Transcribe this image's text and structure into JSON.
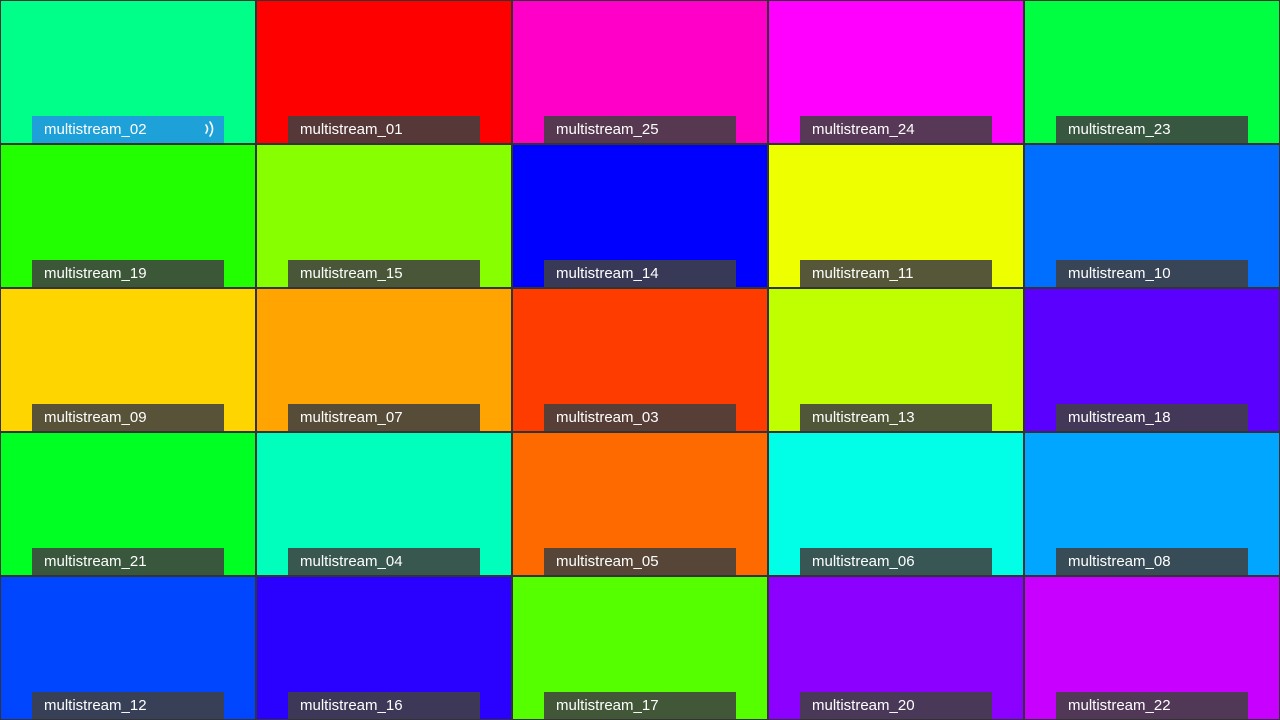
{
  "tiles": [
    {
      "name": "multistream_02",
      "color": "#00ff88",
      "active": true,
      "icon": "audio-speaking-icon"
    },
    {
      "name": "multistream_01",
      "color": "#ff0000"
    },
    {
      "name": "multistream_25",
      "color": "#ff00c8"
    },
    {
      "name": "multistream_24",
      "color": "#ff00ff"
    },
    {
      "name": "multistream_23",
      "color": "#00ff40"
    },
    {
      "name": "multistream_19",
      "color": "#22ff00"
    },
    {
      "name": "multistream_15",
      "color": "#88ff00"
    },
    {
      "name": "multistream_14",
      "color": "#0000ff"
    },
    {
      "name": "multistream_11",
      "color": "#eeff00"
    },
    {
      "name": "multistream_10",
      "color": "#006eff"
    },
    {
      "name": "multistream_09",
      "color": "#ffd500"
    },
    {
      "name": "multistream_07",
      "color": "#ffa400"
    },
    {
      "name": "multistream_03",
      "color": "#ff3c00"
    },
    {
      "name": "multistream_13",
      "color": "#c0ff00"
    },
    {
      "name": "multistream_18",
      "color": "#5a00ff"
    },
    {
      "name": "multistream_21",
      "color": "#00ff22"
    },
    {
      "name": "multistream_04",
      "color": "#00ffbc"
    },
    {
      "name": "multistream_05",
      "color": "#ff6a00"
    },
    {
      "name": "multistream_06",
      "color": "#00ffe6"
    },
    {
      "name": "multistream_08",
      "color": "#00a6ff"
    },
    {
      "name": "multistream_12",
      "color": "#0046ff"
    },
    {
      "name": "multistream_16",
      "color": "#2a00ff"
    },
    {
      "name": "multistream_17",
      "color": "#55ff00"
    },
    {
      "name": "multistream_20",
      "color": "#8c00ff"
    },
    {
      "name": "multistream_22",
      "color": "#c800ff"
    }
  ]
}
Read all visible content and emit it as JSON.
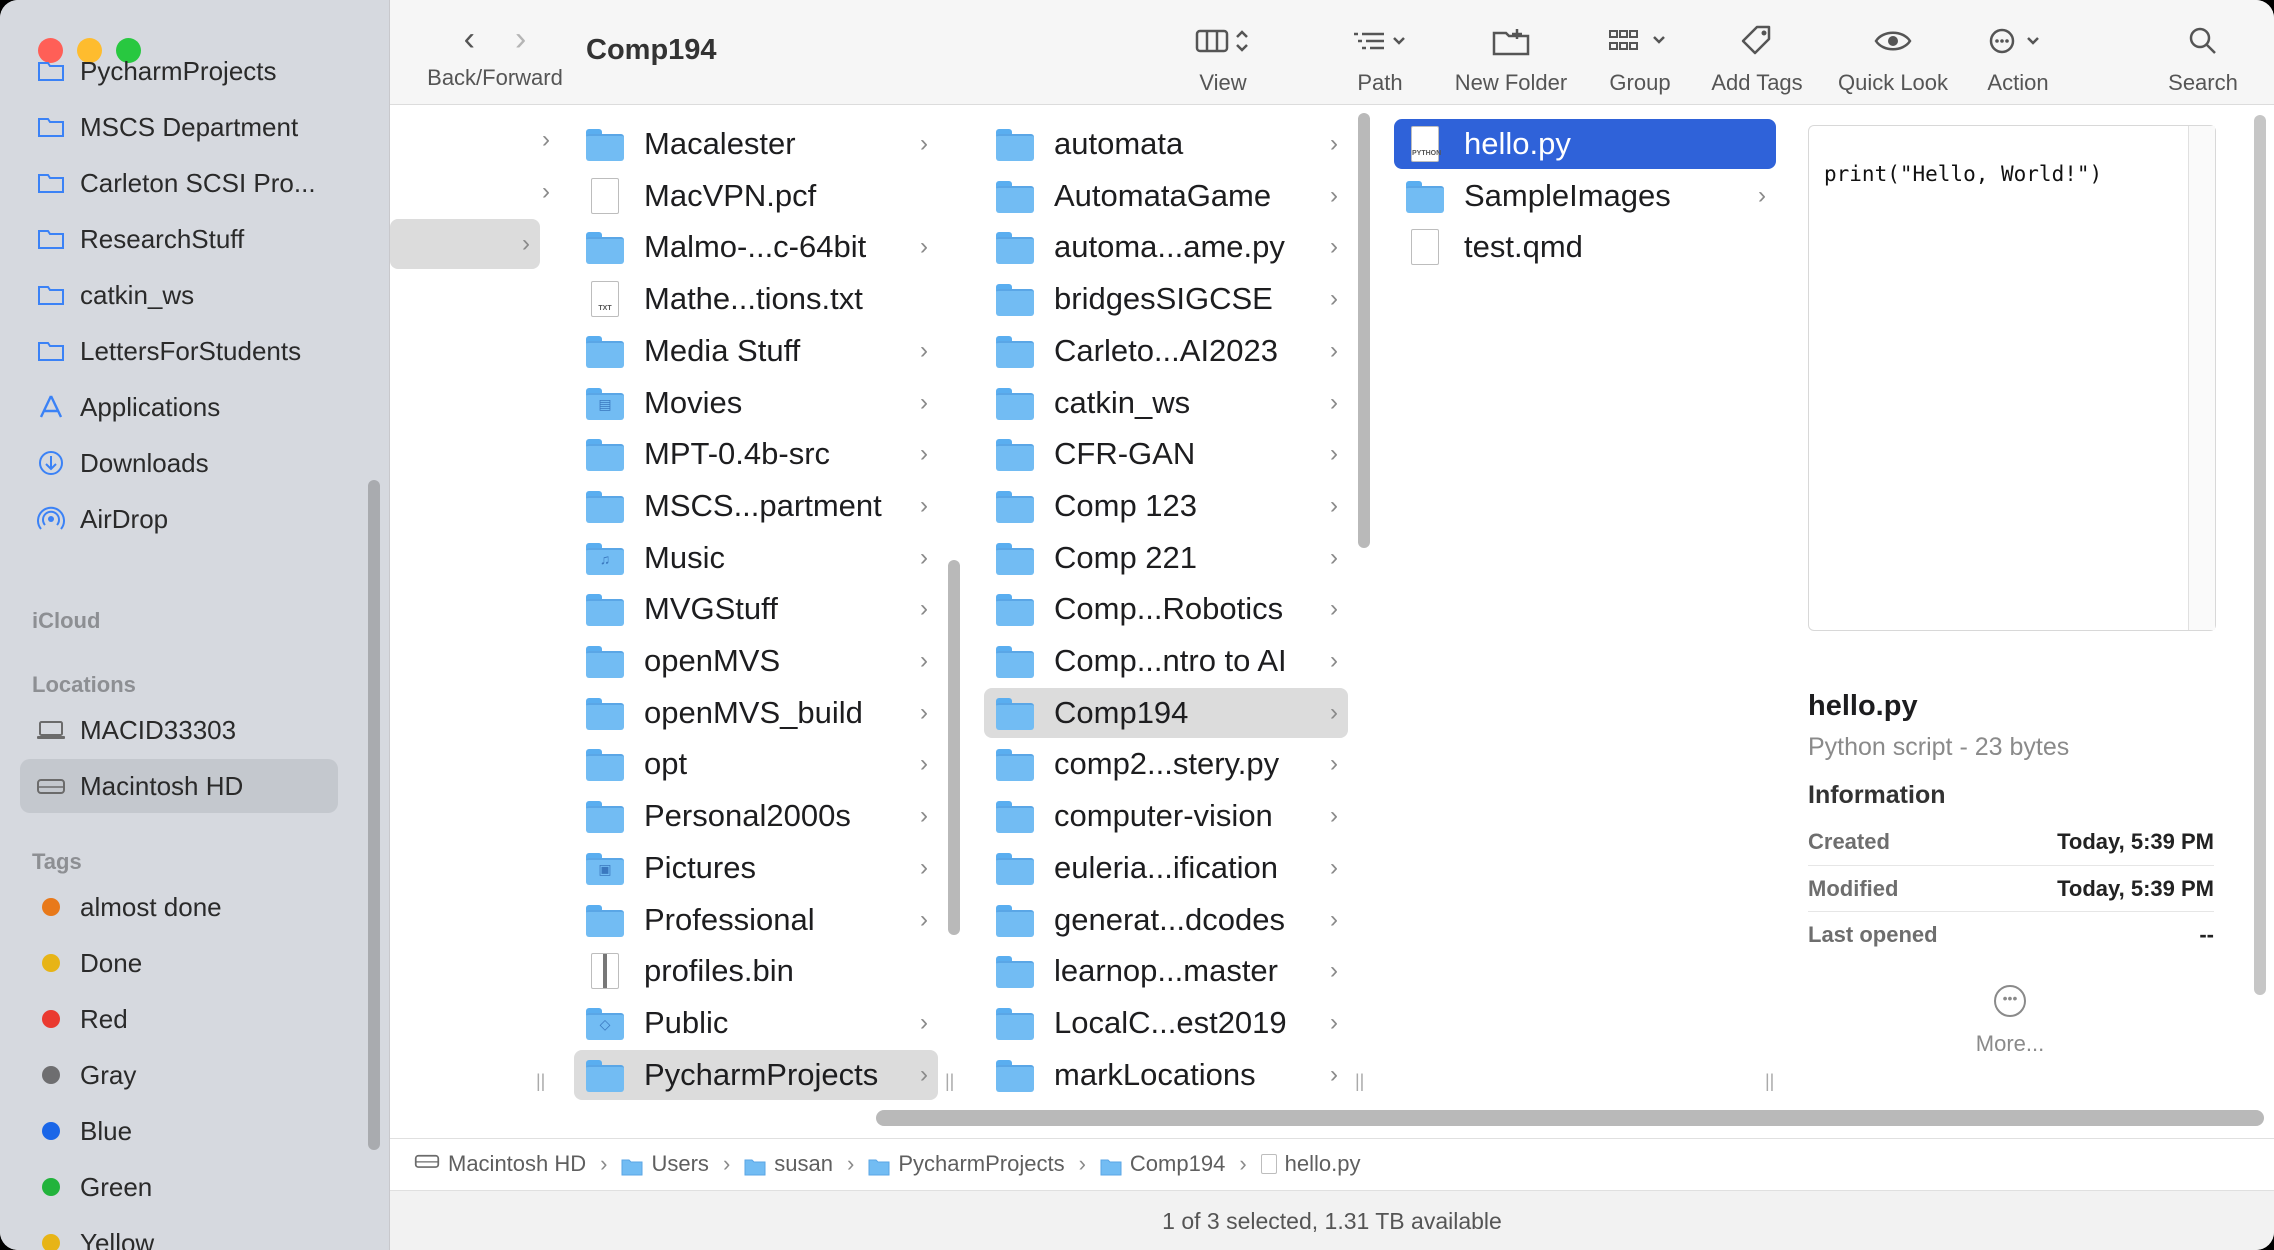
{
  "window": {
    "title": "Comp194"
  },
  "toolbar": {
    "back_forward_label": "Back/Forward",
    "view_label": "View",
    "path_label": "Path",
    "new_folder_label": "New Folder",
    "group_label": "Group",
    "add_tags_label": "Add Tags",
    "quick_look_label": "Quick Look",
    "action_label": "Action",
    "search_label": "Search"
  },
  "sidebar": {
    "favorites": [
      {
        "label": "PycharmProjects",
        "icon": "folder-icon"
      },
      {
        "label": "MSCS Department",
        "icon": "folder-icon"
      },
      {
        "label": "Carleton SCSI Pro...",
        "icon": "folder-icon"
      },
      {
        "label": "ResearchStuff",
        "icon": "folder-icon"
      },
      {
        "label": "catkin_ws",
        "icon": "folder-icon"
      },
      {
        "label": "LettersForStudents",
        "icon": "folder-icon"
      },
      {
        "label": "Applications",
        "icon": "applications-icon"
      },
      {
        "label": "Downloads",
        "icon": "downloads-icon"
      },
      {
        "label": "AirDrop",
        "icon": "airdrop-icon"
      }
    ],
    "icloud_header": "iCloud",
    "locations_header": "Locations",
    "locations": [
      {
        "label": "MACID33303",
        "icon": "laptop-icon"
      },
      {
        "label": "Macintosh HD",
        "icon": "disk-icon",
        "selected": true
      }
    ],
    "tags_header": "Tags",
    "tags": [
      {
        "label": "almost done",
        "color": "#e8791a"
      },
      {
        "label": "Done",
        "color": "#e7b416"
      },
      {
        "label": "Red",
        "color": "#ea3a30"
      },
      {
        "label": "Gray",
        "color": "#6e6e70"
      },
      {
        "label": "Blue",
        "color": "#1a66e8"
      },
      {
        "label": "Green",
        "color": "#22b33c"
      },
      {
        "label": "Yellow",
        "color": "#e7b416"
      }
    ]
  },
  "column2": [
    {
      "name": "Macalester",
      "type": "folder",
      "chevron": true
    },
    {
      "name": "MacVPN.pcf",
      "type": "doc"
    },
    {
      "name": "Malmo-...c-64bit",
      "type": "folder",
      "chevron": true
    },
    {
      "name": "Mathe...tions.txt",
      "type": "txt"
    },
    {
      "name": "Media Stuff",
      "type": "folder",
      "chevron": true
    },
    {
      "name": "Movies",
      "type": "folder-movies",
      "chevron": true
    },
    {
      "name": "MPT-0.4b-src",
      "type": "folder",
      "chevron": true
    },
    {
      "name": "MSCS...partment",
      "type": "folder",
      "chevron": true
    },
    {
      "name": "Music",
      "type": "folder-music",
      "chevron": true
    },
    {
      "name": "MVGStuff",
      "type": "folder",
      "chevron": true
    },
    {
      "name": "openMVS",
      "type": "folder",
      "chevron": true
    },
    {
      "name": "openMVS_build",
      "type": "folder",
      "chevron": true
    },
    {
      "name": "opt",
      "type": "folder",
      "chevron": true
    },
    {
      "name": "Personal2000s",
      "type": "folder",
      "chevron": true
    },
    {
      "name": "Pictures",
      "type": "folder-pictures",
      "chevron": true
    },
    {
      "name": "Professional",
      "type": "folder",
      "chevron": true
    },
    {
      "name": "profiles.bin",
      "type": "zip"
    },
    {
      "name": "Public",
      "type": "folder-public",
      "chevron": true
    },
    {
      "name": "PycharmProjects",
      "type": "folder",
      "chevron": true,
      "state": "selected"
    }
  ],
  "column3": [
    {
      "name": "automata",
      "type": "folder",
      "chevron": true
    },
    {
      "name": "AutomataGame",
      "type": "folder",
      "chevron": true
    },
    {
      "name": "automa...ame.py",
      "type": "folder",
      "chevron": true
    },
    {
      "name": "bridgesSIGCSE",
      "type": "folder",
      "chevron": true
    },
    {
      "name": "Carleto...AI2023",
      "type": "folder",
      "chevron": true
    },
    {
      "name": "catkin_ws",
      "type": "folder",
      "chevron": true
    },
    {
      "name": "CFR-GAN",
      "type": "folder",
      "chevron": true
    },
    {
      "name": "Comp 123",
      "type": "folder",
      "chevron": true
    },
    {
      "name": "Comp 221",
      "type": "folder",
      "chevron": true
    },
    {
      "name": "Comp...Robotics",
      "type": "folder",
      "chevron": true
    },
    {
      "name": "Comp...ntro to AI",
      "type": "folder",
      "chevron": true
    },
    {
      "name": "Comp194",
      "type": "folder",
      "chevron": true,
      "state": "selected"
    },
    {
      "name": "comp2...stery.py",
      "type": "folder",
      "chevron": true
    },
    {
      "name": "computer-vision",
      "type": "folder",
      "chevron": true
    },
    {
      "name": "euleria...ification",
      "type": "folder",
      "chevron": true
    },
    {
      "name": "generat...dcodes",
      "type": "folder",
      "chevron": true
    },
    {
      "name": "learnop...master",
      "type": "folder",
      "chevron": true
    },
    {
      "name": "LocalC...est2019",
      "type": "folder",
      "chevron": true
    },
    {
      "name": "markLocations",
      "type": "folder",
      "chevron": true
    }
  ],
  "column4": [
    {
      "name": "hello.py",
      "type": "python",
      "state": "highlighted"
    },
    {
      "name": "SampleImages",
      "type": "folder",
      "chevron": true
    },
    {
      "name": "test.qmd",
      "type": "doc"
    }
  ],
  "preview": {
    "code": "print(\"Hello, World!\")",
    "filename": "hello.py",
    "kind": "Python script - 23 bytes",
    "info_header": "Information",
    "created_label": "Created",
    "created_value": "Today, 5:39 PM",
    "modified_label": "Modified",
    "modified_value": "Today, 5:39 PM",
    "last_opened_label": "Last opened",
    "last_opened_value": "--",
    "more_label": "More..."
  },
  "pathbar": [
    "Macintosh HD",
    "Users",
    "susan",
    "PycharmProjects",
    "Comp194",
    "hello.py"
  ],
  "status": {
    "text": "1 of 3 selected, 1.31 TB available"
  }
}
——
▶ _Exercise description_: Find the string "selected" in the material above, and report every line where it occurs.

▶ _Response to the exercise_:
        "selected": true
      "state": "selected"
      "state": "selected"
    "text": "1 of 3 selected, 1.31 TB available"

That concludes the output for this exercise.